Activity: Which of the lines below include the word "numpy"? Pull each one out.

Data for the task:
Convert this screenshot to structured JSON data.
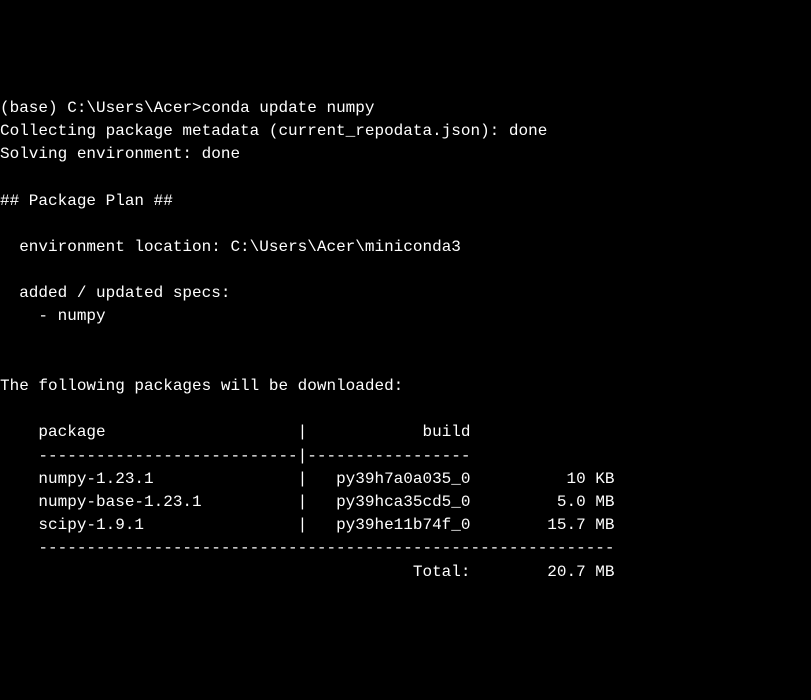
{
  "prompt": {
    "env": "(base)",
    "path": "C:\\Users\\Acer",
    "separator": ">",
    "command": "conda update numpy"
  },
  "output": {
    "collecting": "Collecting package metadata (current_repodata.json): done",
    "solving": "Solving environment: done",
    "plan_header": "## Package Plan ##",
    "env_location_label": "  environment location:",
    "env_location_value": "C:\\Users\\Acer\\miniconda3",
    "specs_label": "  added / updated specs:",
    "specs_item": "    - numpy",
    "download_header": "The following packages will be downloaded:",
    "table_header_package": "    package",
    "table_header_build": "build",
    "table_divider": "    ---------------------------|-----------------",
    "packages": [
      {
        "name": "    numpy-1.23.1",
        "build": "py39h7a0a035_0",
        "size": "10 KB"
      },
      {
        "name": "    numpy-base-1.23.1",
        "build": "py39hca35cd5_0",
        "size": "5.0 MB"
      },
      {
        "name": "    scipy-1.9.1",
        "build": "py39he11b74f_0",
        "size": "15.7 MB"
      }
    ],
    "bottom_divider": "    ------------------------------------------------------------",
    "total_label": "Total:",
    "total_value": "20.7 MB"
  }
}
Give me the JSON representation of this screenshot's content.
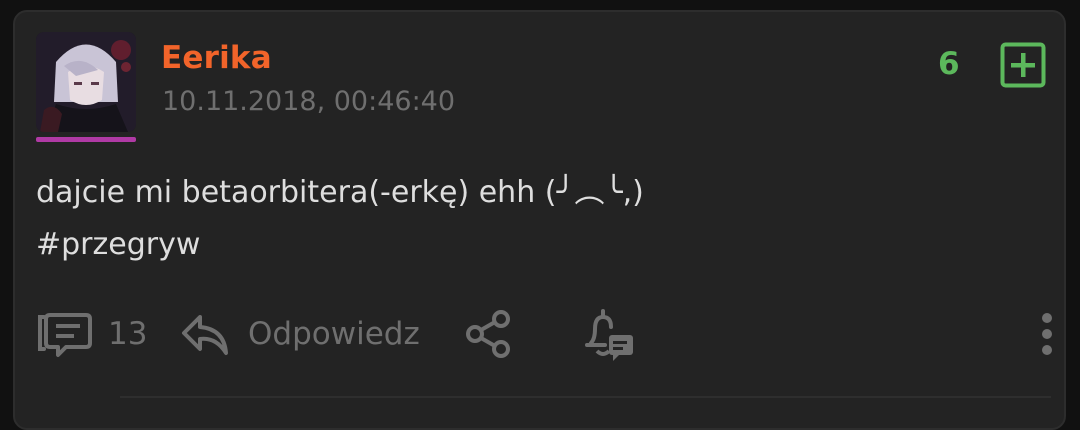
{
  "post": {
    "username": "Eerika",
    "timestamp": "10.11.2018, 00:46:40",
    "votes": "6",
    "content_line1": "dajcie mi betaorbitera(-erkę) ehh (╯︵╰,)",
    "content_line2": "#przegryw"
  },
  "actions": {
    "comments_count": "13",
    "reply_label": "Odpowiedz"
  },
  "icons": {
    "avatar": "avatar-image",
    "vote": "plus-square-icon",
    "comments": "comments-icon",
    "reply": "reply-icon",
    "share": "share-icon",
    "notify": "bell-notification-icon",
    "more": "more-vertical-icon"
  },
  "colors": {
    "username": "#f2642a",
    "vote": "#5cb85c",
    "avatar_bar": "#b03aa5",
    "muted": "#6f6f6f",
    "text": "#dedede"
  }
}
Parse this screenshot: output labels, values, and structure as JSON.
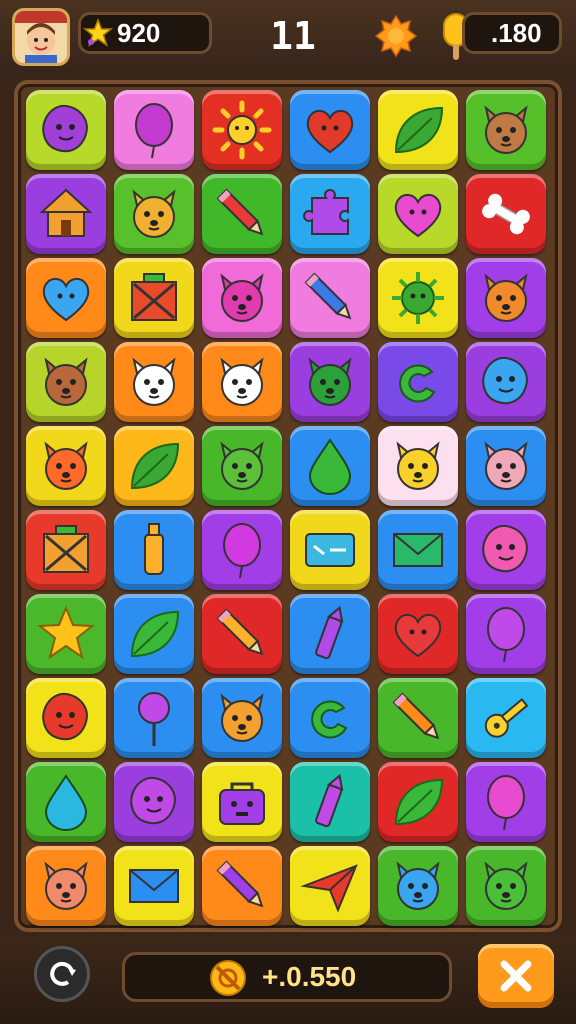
{
  "hud": {
    "score": "920",
    "level": "11",
    "coins": ".180",
    "score_icon": "star-icon",
    "booster_icon": "sun-badge-icon",
    "coins_icon": "popsicle-coin-icon"
  },
  "bottom": {
    "bonus": "+.0.550",
    "refresh_icon": "refresh-icon",
    "close_icon": "close-icon"
  },
  "board": {
    "rows": 10,
    "cols": 6,
    "tiles": [
      [
        {
          "c": "#b6d92a",
          "i": "blob",
          "g": "#a23fd8"
        },
        {
          "c": "#f07ce0",
          "i": "balloon",
          "g": "#c23ad0"
        },
        {
          "c": "#e43022",
          "i": "sun",
          "g": "#ffcf2a"
        },
        {
          "c": "#2b8ef0",
          "i": "heart",
          "g": "#e23a2a"
        },
        {
          "c": "#f2e21a",
          "i": "leaf",
          "g": "#3aa832"
        },
        {
          "c": "#56c02a",
          "i": "animal",
          "g": "#c07a44"
        }
      ],
      [
        {
          "c": "#9a3ee0",
          "i": "house",
          "g": "#f2a030"
        },
        {
          "c": "#58c02a",
          "i": "animal",
          "g": "#f0b030"
        },
        {
          "c": "#40b82a",
          "i": "pencil",
          "g": "#e83a3a"
        },
        {
          "c": "#2aa8f0",
          "i": "puzzle",
          "g": "#b04ae8"
        },
        {
          "c": "#b8d82a",
          "i": "heart",
          "g": "#e84ad0"
        },
        {
          "c": "#e02828",
          "i": "bone",
          "g": "#ffffff"
        }
      ],
      [
        {
          "c": "#ff8a1a",
          "i": "heart",
          "g": "#3aa6f0"
        },
        {
          "c": "#f2d81a",
          "i": "box",
          "g": "#e84a2a"
        },
        {
          "c": "#f06ad8",
          "i": "animal",
          "g": "#e03cb0"
        },
        {
          "c": "#f07ce0",
          "i": "pencil",
          "g": "#3a7ae8"
        },
        {
          "c": "#f2e21a",
          "i": "virus",
          "g": "#3aa832"
        },
        {
          "c": "#a23ee8",
          "i": "animal",
          "g": "#f08a2a"
        }
      ],
      [
        {
          "c": "#b6d42a",
          "i": "animal",
          "g": "#b8683a"
        },
        {
          "c": "#ff8a1a",
          "i": "animal",
          "g": "#ffffff"
        },
        {
          "c": "#ff8a1a",
          "i": "animal",
          "g": "#ffffff"
        },
        {
          "c": "#9a3ee0",
          "i": "animal",
          "g": "#2ea03a"
        },
        {
          "c": "#7a4ae8",
          "i": "swirl",
          "g": "#3ab83a"
        },
        {
          "c": "#9a3ee0",
          "i": "blob",
          "g": "#3aa6f0"
        }
      ],
      [
        {
          "c": "#f2d81a",
          "i": "animal",
          "g": "#ff6a2a"
        },
        {
          "c": "#ffb81a",
          "i": "leaf",
          "g": "#3aa832"
        },
        {
          "c": "#48b82a",
          "i": "animal",
          "g": "#5cc03a"
        },
        {
          "c": "#2b8ef0",
          "i": "drop",
          "g": "#3ab83a"
        },
        {
          "c": "#fde0f0",
          "i": "animal",
          "g": "#f8d22a"
        },
        {
          "c": "#2b8ef0",
          "i": "animal",
          "g": "#f0a8b8"
        }
      ],
      [
        {
          "c": "#e83a2a",
          "i": "box",
          "g": "#f2a030"
        },
        {
          "c": "#2b8ef0",
          "i": "bottle",
          "g": "#ffb02a"
        },
        {
          "c": "#a23ee8",
          "i": "balloon",
          "g": "#d03ae0"
        },
        {
          "c": "#f2d81a",
          "i": "card",
          "g": "#3ab8e0"
        },
        {
          "c": "#2b8ef0",
          "i": "envelope",
          "g": "#2ab86a"
        },
        {
          "c": "#a23ee8",
          "i": "blob",
          "g": "#f05ab0"
        }
      ],
      [
        {
          "c": "#4ab82a",
          "i": "star",
          "g": "#ffc21a"
        },
        {
          "c": "#2b8ef0",
          "i": "leaf",
          "g": "#3ab83a"
        },
        {
          "c": "#e02828",
          "i": "pencil",
          "g": "#ffb02a"
        },
        {
          "c": "#2b8ef0",
          "i": "crayon",
          "g": "#b04ae8"
        },
        {
          "c": "#e02828",
          "i": "heart",
          "g": "#e83a3a"
        },
        {
          "c": "#a23ee8",
          "i": "balloon",
          "g": "#c04ae8"
        }
      ],
      [
        {
          "c": "#f2e21a",
          "i": "blob",
          "g": "#e83a2a"
        },
        {
          "c": "#2b8ef0",
          "i": "lollipop",
          "g": "#c04ae8"
        },
        {
          "c": "#2b8ef0",
          "i": "animal",
          "g": "#f2a030"
        },
        {
          "c": "#2b8ef0",
          "i": "swirl",
          "g": "#3ab83a"
        },
        {
          "c": "#48b82a",
          "i": "pencil",
          "g": "#ff8a1a"
        },
        {
          "c": "#2ab8f0",
          "i": "key",
          "g": "#f8d22a"
        }
      ],
      [
        {
          "c": "#48b82a",
          "i": "drop",
          "g": "#2ab8e0"
        },
        {
          "c": "#9a3ee0",
          "i": "blob",
          "g": "#c04ae8"
        },
        {
          "c": "#f2e21a",
          "i": "bag",
          "g": "#a23ee8"
        },
        {
          "c": "#1ac0a8",
          "i": "crayon",
          "g": "#c04ae8"
        },
        {
          "c": "#e02828",
          "i": "leaf",
          "g": "#3ab83a"
        },
        {
          "c": "#a23ee8",
          "i": "balloon",
          "g": "#e84ad0"
        }
      ],
      [
        {
          "c": "#ff8a1a",
          "i": "animal",
          "g": "#f08a6a"
        },
        {
          "c": "#f2e21a",
          "i": "envelope",
          "g": "#2b8ef0"
        },
        {
          "c": "#ff8a1a",
          "i": "pencil",
          "g": "#a23ee8"
        },
        {
          "c": "#f2e21a",
          "i": "plane",
          "g": "#e83a2a"
        },
        {
          "c": "#48b82a",
          "i": "animal",
          "g": "#3aa6f0"
        },
        {
          "c": "#48b82a",
          "i": "animal",
          "g": "#4ac03a"
        }
      ]
    ]
  }
}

Answer to this exercise:
    "command": "conda update numpy"
    "specs_item": "    - numpy",
        "name": "    numpy-1.23.1",
        "name": "    numpy-base-1.23.1",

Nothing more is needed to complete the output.